> [WORK ITEM]:
Repeat every line of the following material exactly.

>>>

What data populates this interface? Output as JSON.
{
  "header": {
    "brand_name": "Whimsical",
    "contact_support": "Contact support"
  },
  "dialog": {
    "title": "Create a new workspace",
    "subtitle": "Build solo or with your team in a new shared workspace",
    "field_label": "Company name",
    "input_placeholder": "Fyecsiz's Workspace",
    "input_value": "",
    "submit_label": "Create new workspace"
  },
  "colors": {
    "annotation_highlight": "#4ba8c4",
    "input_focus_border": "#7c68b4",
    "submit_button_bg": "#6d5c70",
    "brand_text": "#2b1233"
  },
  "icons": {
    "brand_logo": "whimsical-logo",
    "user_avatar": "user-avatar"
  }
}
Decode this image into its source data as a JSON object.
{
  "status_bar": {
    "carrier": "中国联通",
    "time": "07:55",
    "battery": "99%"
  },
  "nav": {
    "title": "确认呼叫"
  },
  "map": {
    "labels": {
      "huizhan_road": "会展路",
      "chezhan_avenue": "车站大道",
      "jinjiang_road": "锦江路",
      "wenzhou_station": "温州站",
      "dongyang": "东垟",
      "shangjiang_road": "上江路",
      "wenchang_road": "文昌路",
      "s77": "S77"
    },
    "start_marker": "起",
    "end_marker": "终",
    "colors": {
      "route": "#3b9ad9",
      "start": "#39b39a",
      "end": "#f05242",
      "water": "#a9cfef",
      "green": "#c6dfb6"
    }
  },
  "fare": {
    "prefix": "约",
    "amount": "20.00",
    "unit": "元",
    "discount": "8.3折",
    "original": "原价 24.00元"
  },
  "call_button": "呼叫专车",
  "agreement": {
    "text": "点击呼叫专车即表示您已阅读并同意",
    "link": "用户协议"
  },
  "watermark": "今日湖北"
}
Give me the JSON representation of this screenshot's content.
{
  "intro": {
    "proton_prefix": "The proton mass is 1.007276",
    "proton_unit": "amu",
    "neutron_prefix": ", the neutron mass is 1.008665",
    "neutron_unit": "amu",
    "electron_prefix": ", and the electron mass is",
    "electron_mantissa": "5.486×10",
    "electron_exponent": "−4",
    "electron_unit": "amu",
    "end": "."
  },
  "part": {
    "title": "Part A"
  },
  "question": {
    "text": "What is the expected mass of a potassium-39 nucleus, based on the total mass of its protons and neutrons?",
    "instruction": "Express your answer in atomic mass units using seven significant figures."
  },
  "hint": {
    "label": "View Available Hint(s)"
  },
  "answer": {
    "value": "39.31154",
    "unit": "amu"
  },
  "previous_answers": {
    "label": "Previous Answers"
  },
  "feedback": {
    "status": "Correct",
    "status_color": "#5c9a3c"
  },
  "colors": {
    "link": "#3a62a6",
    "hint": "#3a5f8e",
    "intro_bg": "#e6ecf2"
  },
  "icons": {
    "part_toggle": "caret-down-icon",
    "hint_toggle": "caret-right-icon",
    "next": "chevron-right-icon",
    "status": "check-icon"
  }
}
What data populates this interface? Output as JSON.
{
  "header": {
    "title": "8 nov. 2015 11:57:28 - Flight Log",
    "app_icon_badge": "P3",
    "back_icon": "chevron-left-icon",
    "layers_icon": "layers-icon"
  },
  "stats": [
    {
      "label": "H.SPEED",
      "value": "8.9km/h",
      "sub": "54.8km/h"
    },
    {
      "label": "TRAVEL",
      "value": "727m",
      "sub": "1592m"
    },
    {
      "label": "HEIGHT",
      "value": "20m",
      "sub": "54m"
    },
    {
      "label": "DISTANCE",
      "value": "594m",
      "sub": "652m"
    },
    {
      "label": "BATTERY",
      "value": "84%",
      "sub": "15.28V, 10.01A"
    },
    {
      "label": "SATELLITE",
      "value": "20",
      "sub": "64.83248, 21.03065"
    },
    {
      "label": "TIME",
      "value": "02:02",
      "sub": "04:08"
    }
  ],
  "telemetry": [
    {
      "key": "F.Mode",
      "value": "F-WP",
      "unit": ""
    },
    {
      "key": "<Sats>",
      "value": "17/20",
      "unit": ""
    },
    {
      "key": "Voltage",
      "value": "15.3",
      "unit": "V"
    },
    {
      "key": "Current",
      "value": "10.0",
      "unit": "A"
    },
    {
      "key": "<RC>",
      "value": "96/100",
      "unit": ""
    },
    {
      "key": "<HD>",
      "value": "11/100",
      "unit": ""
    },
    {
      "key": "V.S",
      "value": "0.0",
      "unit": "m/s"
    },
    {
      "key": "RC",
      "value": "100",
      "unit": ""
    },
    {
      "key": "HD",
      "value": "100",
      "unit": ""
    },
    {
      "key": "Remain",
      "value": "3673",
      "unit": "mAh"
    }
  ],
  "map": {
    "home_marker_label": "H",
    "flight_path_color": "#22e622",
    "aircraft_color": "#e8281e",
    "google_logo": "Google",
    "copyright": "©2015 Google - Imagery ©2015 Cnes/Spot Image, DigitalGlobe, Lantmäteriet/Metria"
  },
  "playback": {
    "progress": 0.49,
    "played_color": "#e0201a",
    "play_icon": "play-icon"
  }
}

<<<

> [RESULT FOR THIS TASK]:
What data populates this interface? Output as JSON.
{
  "header": {
    "brand_name": "Whimsical",
    "contact_support": "Contact support"
  },
  "dialog": {
    "title": "Create a new workspace",
    "subtitle": "Build solo or with your team in a new shared workspace",
    "field_label": "Company name",
    "input_placeholder": "Fyecsiz's Workspace",
    "input_value": "",
    "submit_label": "Create new workspace"
  },
  "colors": {
    "annotation_highlight": "#4ba8c4",
    "input_focus_border": "#7c68b4",
    "submit_button_bg": "#6d5c70",
    "brand_text": "#2b1233"
  },
  "icons": {
    "brand_logo": "whimsical-logo",
    "user_avatar": "user-avatar"
  }
}
Decode this image into its source data as a JSON object.
{
  "status_bar": {
    "carrier": "中国联通",
    "time": "07:55",
    "battery": "99%"
  },
  "nav": {
    "title": "确认呼叫"
  },
  "map": {
    "labels": {
      "huizhan_road": "会展路",
      "chezhan_avenue": "车站大道",
      "jinjiang_road": "锦江路",
      "wenzhou_station": "温州站",
      "dongyang": "东垟",
      "shangjiang_road": "上江路",
      "wenchang_road": "文昌路",
      "s77": "S77"
    },
    "start_marker": "起",
    "end_marker": "终",
    "colors": {
      "route": "#3b9ad9",
      "start": "#39b39a",
      "end": "#f05242",
      "water": "#a9cfef",
      "green": "#c6dfb6"
    }
  },
  "fare": {
    "prefix": "约",
    "amount": "20.00",
    "unit": "元",
    "discount": "8.3折",
    "original": "原价 24.00元"
  },
  "call_button": "呼叫专车",
  "agreement": {
    "text": "点击呼叫专车即表示您已阅读并同意",
    "link": "用户协议"
  },
  "watermark": "今日湖北"
}
Give me the JSON representation of this screenshot's content.
{
  "intro": {
    "proton_prefix": "The proton mass is 1.007276",
    "proton_unit": "amu",
    "neutron_prefix": ", the neutron mass is 1.008665",
    "neutron_unit": "amu",
    "electron_prefix": ", and the electron mass is",
    "electron_mantissa": "5.486×10",
    "electron_exponent": "−4",
    "electron_unit": "amu",
    "end": "."
  },
  "part": {
    "title": "Part A"
  },
  "question": {
    "text": "What is the expected mass of a potassium-39 nucleus, based on the total mass of its protons and neutrons?",
    "instruction": "Express your answer in atomic mass units using seven significant figures."
  },
  "hint": {
    "label": "View Available Hint(s)"
  },
  "answer": {
    "value": "39.31154",
    "unit": "amu"
  },
  "previous_answers": {
    "label": "Previous Answers"
  },
  "feedback": {
    "status": "Correct",
    "status_color": "#5c9a3c"
  },
  "colors": {
    "link": "#3a62a6",
    "hint": "#3a5f8e",
    "intro_bg": "#e6ecf2"
  },
  "icons": {
    "part_toggle": "caret-down-icon",
    "hint_toggle": "caret-right-icon",
    "next": "chevron-right-icon",
    "status": "check-icon"
  }
}
What data populates this interface? Output as JSON.
{
  "header": {
    "title": "8 nov. 2015 11:57:28 - Flight Log",
    "app_icon_badge": "P3",
    "back_icon": "chevron-left-icon",
    "layers_icon": "layers-icon"
  },
  "stats": [
    {
      "label": "H.SPEED",
      "value": "8.9km/h",
      "sub": "54.8km/h"
    },
    {
      "label": "TRAVEL",
      "value": "727m",
      "sub": "1592m"
    },
    {
      "label": "HEIGHT",
      "value": "20m",
      "sub": "54m"
    },
    {
      "label": "DISTANCE",
      "value": "594m",
      "sub": "652m"
    },
    {
      "label": "BATTERY",
      "value": "84%",
      "sub": "15.28V, 10.01A"
    },
    {
      "label": "SATELLITE",
      "value": "20",
      "sub": "64.83248, 21.03065"
    },
    {
      "label": "TIME",
      "value": "02:02",
      "sub": "04:08"
    }
  ],
  "telemetry": [
    {
      "key": "F.Mode",
      "value": "F-WP",
      "unit": ""
    },
    {
      "key": "<Sats>",
      "value": "17/20",
      "unit": ""
    },
    {
      "key": "Voltage",
      "value": "15.3",
      "unit": "V"
    },
    {
      "key": "Current",
      "value": "10.0",
      "unit": "A"
    },
    {
      "key": "<RC>",
      "value": "96/100",
      "unit": ""
    },
    {
      "key": "<HD>",
      "value": "11/100",
      "unit": ""
    },
    {
      "key": "V.S",
      "value": "0.0",
      "unit": "m/s"
    },
    {
      "key": "RC",
      "value": "100",
      "unit": ""
    },
    {
      "key": "HD",
      "value": "100",
      "unit": ""
    },
    {
      "key": "Remain",
      "value": "3673",
      "unit": "mAh"
    }
  ],
  "map": {
    "home_marker_label": "H",
    "flight_path_color": "#22e622",
    "aircraft_color": "#e8281e",
    "google_logo": "Google",
    "copyright": "©2015 Google - Imagery ©2015 Cnes/Spot Image, DigitalGlobe, Lantmäteriet/Metria"
  },
  "playback": {
    "progress": 0.49,
    "played_color": "#e0201a",
    "play_icon": "play-icon"
  }
}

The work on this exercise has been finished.